### [ACTIVITY]
Provide the data again exactly, including every line that follows.

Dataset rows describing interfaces

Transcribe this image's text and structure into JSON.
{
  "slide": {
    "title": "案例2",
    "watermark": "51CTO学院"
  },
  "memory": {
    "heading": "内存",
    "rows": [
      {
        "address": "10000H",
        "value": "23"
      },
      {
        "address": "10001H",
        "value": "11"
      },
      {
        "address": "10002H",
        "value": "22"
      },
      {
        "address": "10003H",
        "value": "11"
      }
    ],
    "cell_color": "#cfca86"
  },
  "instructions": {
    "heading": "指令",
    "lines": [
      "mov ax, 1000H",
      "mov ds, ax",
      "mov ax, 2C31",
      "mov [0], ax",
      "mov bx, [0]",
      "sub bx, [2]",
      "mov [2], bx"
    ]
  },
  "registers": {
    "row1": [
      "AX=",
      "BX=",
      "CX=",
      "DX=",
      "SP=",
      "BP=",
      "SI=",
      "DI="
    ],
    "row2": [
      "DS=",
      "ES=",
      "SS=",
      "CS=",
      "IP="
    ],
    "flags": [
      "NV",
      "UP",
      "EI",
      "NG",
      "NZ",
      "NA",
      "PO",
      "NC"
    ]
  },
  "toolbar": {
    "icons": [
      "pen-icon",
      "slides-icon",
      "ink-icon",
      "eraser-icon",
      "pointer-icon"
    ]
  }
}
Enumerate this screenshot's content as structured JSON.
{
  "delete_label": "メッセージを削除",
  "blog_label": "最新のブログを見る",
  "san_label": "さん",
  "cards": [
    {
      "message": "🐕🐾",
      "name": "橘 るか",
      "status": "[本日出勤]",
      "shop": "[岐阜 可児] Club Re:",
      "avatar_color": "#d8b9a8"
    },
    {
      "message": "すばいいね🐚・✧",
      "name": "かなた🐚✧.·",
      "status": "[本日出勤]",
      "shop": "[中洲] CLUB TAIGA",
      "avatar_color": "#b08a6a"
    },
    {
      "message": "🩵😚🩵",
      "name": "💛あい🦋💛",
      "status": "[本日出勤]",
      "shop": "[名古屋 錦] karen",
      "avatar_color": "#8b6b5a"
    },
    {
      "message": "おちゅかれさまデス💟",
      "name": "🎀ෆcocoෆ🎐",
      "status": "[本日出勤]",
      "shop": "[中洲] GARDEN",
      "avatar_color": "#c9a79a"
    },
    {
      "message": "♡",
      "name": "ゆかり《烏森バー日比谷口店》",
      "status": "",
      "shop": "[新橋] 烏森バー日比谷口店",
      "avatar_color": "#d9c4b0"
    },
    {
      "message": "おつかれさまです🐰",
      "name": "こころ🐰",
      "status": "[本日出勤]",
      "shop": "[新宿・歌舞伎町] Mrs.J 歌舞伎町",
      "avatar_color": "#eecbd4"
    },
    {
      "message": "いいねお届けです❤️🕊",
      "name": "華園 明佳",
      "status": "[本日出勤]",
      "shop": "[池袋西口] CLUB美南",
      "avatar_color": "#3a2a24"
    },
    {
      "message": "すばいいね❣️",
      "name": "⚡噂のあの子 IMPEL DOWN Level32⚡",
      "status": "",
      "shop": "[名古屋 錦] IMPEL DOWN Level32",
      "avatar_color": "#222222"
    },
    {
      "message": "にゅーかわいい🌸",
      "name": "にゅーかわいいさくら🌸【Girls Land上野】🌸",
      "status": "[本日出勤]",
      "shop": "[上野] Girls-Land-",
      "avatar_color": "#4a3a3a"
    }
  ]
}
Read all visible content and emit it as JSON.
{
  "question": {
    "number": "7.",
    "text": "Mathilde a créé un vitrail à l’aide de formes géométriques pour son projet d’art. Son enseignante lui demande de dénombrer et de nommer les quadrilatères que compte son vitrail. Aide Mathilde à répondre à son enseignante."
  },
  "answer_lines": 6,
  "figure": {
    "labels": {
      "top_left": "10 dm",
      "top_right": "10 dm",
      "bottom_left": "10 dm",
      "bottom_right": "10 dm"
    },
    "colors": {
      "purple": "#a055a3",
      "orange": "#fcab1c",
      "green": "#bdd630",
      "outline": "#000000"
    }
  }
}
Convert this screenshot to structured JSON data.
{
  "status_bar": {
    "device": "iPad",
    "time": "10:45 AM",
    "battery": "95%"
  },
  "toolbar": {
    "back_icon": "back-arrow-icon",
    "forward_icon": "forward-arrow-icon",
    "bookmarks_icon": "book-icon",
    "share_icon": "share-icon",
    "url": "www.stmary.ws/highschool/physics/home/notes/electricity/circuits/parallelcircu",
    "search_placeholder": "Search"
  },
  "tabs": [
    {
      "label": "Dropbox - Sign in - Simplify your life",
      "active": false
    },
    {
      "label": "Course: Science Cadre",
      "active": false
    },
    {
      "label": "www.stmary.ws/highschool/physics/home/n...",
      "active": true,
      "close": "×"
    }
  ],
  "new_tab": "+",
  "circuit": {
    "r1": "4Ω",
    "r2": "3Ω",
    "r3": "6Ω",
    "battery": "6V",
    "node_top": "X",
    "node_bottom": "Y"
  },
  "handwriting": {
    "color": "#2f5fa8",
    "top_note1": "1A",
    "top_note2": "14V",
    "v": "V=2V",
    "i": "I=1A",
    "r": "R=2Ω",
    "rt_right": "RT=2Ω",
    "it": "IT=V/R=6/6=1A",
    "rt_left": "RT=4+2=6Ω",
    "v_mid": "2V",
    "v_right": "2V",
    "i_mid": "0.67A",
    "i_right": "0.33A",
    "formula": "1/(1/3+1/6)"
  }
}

### [PROBLEM SOLUTION]
Transcribe this image's text and structure into JSON.
{
  "slide": {
    "title": "案例2",
    "watermark": "51CTO学院"
  },
  "memory": {
    "heading": "内存",
    "rows": [
      {
        "address": "10000H",
        "value": "23"
      },
      {
        "address": "10001H",
        "value": "11"
      },
      {
        "address": "10002H",
        "value": "22"
      },
      {
        "address": "10003H",
        "value": "11"
      }
    ],
    "cell_color": "#cfca86"
  },
  "instructions": {
    "heading": "指令",
    "lines": [
      "mov ax, 1000H",
      "mov ds, ax",
      "mov ax, 2C31",
      "mov [0], ax",
      "mov bx, [0]",
      "sub bx, [2]",
      "mov [2], bx"
    ]
  },
  "registers": {
    "row1": [
      "AX=",
      "BX=",
      "CX=",
      "DX=",
      "SP=",
      "BP=",
      "SI=",
      "DI="
    ],
    "row2": [
      "DS=",
      "ES=",
      "SS=",
      "CS=",
      "IP="
    ],
    "flags": [
      "NV",
      "UP",
      "EI",
      "NG",
      "NZ",
      "NA",
      "PO",
      "NC"
    ]
  },
  "toolbar": {
    "icons": [
      "pen-icon",
      "slides-icon",
      "ink-icon",
      "eraser-icon",
      "pointer-icon"
    ]
  }
}
Enumerate this screenshot's content as structured JSON.
{
  "delete_label": "メッセージを削除",
  "blog_label": "最新のブログを見る",
  "san_label": "さん",
  "cards": [
    {
      "message": "🐕🐾",
      "name": "橘 るか",
      "status": "[本日出勤]",
      "shop": "[岐阜 可児] Club Re:",
      "avatar_color": "#d8b9a8"
    },
    {
      "message": "すばいいね🐚・✧",
      "name": "かなた🐚✧.·",
      "status": "[本日出勤]",
      "shop": "[中洲] CLUB TAIGA",
      "avatar_color": "#b08a6a"
    },
    {
      "message": "🩵😚🩵",
      "name": "💛あい🦋💛",
      "status": "[本日出勤]",
      "shop": "[名古屋 錦] karen",
      "avatar_color": "#8b6b5a"
    },
    {
      "message": "おちゅかれさまデス💟",
      "name": "🎀ෆcocoෆ🎐",
      "status": "[本日出勤]",
      "shop": "[中洲] GARDEN",
      "avatar_color": "#c9a79a"
    },
    {
      "message": "♡",
      "name": "ゆかり《烏森バー日比谷口店》",
      "status": "",
      "shop": "[新橋] 烏森バー日比谷口店",
      "avatar_color": "#d9c4b0"
    },
    {
      "message": "おつかれさまです🐰",
      "name": "こころ🐰",
      "status": "[本日出勤]",
      "shop": "[新宿・歌舞伎町] Mrs.J 歌舞伎町",
      "avatar_color": "#eecbd4"
    },
    {
      "message": "いいねお届けです❤️🕊",
      "name": "華園 明佳",
      "status": "[本日出勤]",
      "shop": "[池袋西口] CLUB美南",
      "avatar_color": "#3a2a24"
    },
    {
      "message": "すばいいね❣️",
      "name": "⚡噂のあの子 IMPEL DOWN Level32⚡",
      "status": "",
      "shop": "[名古屋 錦] IMPEL DOWN Level32",
      "avatar_color": "#222222"
    },
    {
      "message": "にゅーかわいい🌸",
      "name": "にゅーかわいいさくら🌸【Girls Land上野】🌸",
      "status": "[本日出勤]",
      "shop": "[上野] Girls-Land-",
      "avatar_color": "#4a3a3a"
    }
  ]
}
Read all visible content and emit it as JSON.
{
  "question": {
    "number": "7.",
    "text": "Mathilde a créé un vitrail à l’aide de formes géométriques pour son projet d’art. Son enseignante lui demande de dénombrer et de nommer les quadrilatères que compte son vitrail. Aide Mathilde à répondre à son enseignante."
  },
  "answer_lines": 6,
  "figure": {
    "labels": {
      "top_left": "10 dm",
      "top_right": "10 dm",
      "bottom_left": "10 dm",
      "bottom_right": "10 dm"
    },
    "colors": {
      "purple": "#a055a3",
      "orange": "#fcab1c",
      "green": "#bdd630",
      "outline": "#000000"
    }
  }
}
Convert this screenshot to structured JSON data.
{
  "status_bar": {
    "device": "iPad",
    "time": "10:45 AM",
    "battery": "95%"
  },
  "toolbar": {
    "back_icon": "back-arrow-icon",
    "forward_icon": "forward-arrow-icon",
    "bookmarks_icon": "book-icon",
    "share_icon": "share-icon",
    "url": "www.stmary.ws/highschool/physics/home/notes/electricity/circuits/parallelcircu",
    "search_placeholder": "Search"
  },
  "tabs": [
    {
      "label": "Dropbox - Sign in - Simplify your life",
      "active": false
    },
    {
      "label": "Course: Science Cadre",
      "active": false
    },
    {
      "label": "www.stmary.ws/highschool/physics/home/n...",
      "active": true,
      "close": "×"
    }
  ],
  "new_tab": "+",
  "circuit": {
    "r1": "4Ω",
    "r2": "3Ω",
    "r3": "6Ω",
    "battery": "6V",
    "node_top": "X",
    "node_bottom": "Y"
  },
  "handwriting": {
    "color": "#2f5fa8",
    "top_note1": "1A",
    "top_note2": "14V",
    "v": "V=2V",
    "i": "I=1A",
    "r": "R=2Ω",
    "rt_right": "RT=2Ω",
    "it": "IT=V/R=6/6=1A",
    "rt_left": "RT=4+2=6Ω",
    "v_mid": "2V",
    "v_right": "2V",
    "i_mid": "0.67A",
    "i_right": "0.33A",
    "formula": "1/(1/3+1/6)"
  }
}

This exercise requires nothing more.